## [Problem to work on]
Gather, from the data below, each line in which the word "平凡的世界" occurs.

## [Items from an interface collection]
········

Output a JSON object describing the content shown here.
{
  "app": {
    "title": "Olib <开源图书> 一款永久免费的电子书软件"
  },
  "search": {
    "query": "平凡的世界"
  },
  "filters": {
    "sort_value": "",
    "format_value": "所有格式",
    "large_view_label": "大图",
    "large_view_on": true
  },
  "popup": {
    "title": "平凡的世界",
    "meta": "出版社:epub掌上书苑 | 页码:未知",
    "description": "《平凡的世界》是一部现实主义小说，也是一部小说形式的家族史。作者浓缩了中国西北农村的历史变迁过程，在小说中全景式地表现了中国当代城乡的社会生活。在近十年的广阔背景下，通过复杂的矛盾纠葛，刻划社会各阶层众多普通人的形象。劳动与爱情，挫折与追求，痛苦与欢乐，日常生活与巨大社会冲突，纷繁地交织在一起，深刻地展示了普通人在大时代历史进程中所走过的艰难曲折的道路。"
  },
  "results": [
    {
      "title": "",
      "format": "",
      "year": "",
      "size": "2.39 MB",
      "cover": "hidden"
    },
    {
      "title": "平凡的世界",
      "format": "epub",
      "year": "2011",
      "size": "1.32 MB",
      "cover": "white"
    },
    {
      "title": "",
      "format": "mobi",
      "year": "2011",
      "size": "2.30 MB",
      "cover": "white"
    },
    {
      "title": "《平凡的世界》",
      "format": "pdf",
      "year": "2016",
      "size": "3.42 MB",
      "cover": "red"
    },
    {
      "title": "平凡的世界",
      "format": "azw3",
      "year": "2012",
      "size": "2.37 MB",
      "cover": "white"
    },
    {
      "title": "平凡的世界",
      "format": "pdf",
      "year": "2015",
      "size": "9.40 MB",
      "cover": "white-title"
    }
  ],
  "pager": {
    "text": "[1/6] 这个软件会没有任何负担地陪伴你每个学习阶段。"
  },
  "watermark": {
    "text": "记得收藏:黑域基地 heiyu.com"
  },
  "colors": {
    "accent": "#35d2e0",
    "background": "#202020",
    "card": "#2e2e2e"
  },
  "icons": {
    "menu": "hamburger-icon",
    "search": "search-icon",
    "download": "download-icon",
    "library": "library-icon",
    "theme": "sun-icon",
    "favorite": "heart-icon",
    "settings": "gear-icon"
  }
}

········

## [Your response]
    "query": "平凡的世界"
    "title": "平凡的世界",
    "description": "《平凡的世界》是一部现实主义小说，也是一部小说形式的家族史。作者浓缩了中国西北农村的历史变迁过程，在小说中全景式地表现了中国当代城乡的社会生活。在近十年的广阔背景下，通过复杂的矛盾纠葛，刻划社会各阶层众多普通人的形象。劳动与爱情，挫折与追求，痛苦与欢乐，日常生活与巨大社会冲突，纷繁地交织在一起，深刻地展示了普通人在大时代历史进程中所走过的艰难曲折的道路。"
      "title": "平凡的世界",
      "title": "《平凡的世界》",
      "title": "平凡的世界",
      "title": "平凡的世界",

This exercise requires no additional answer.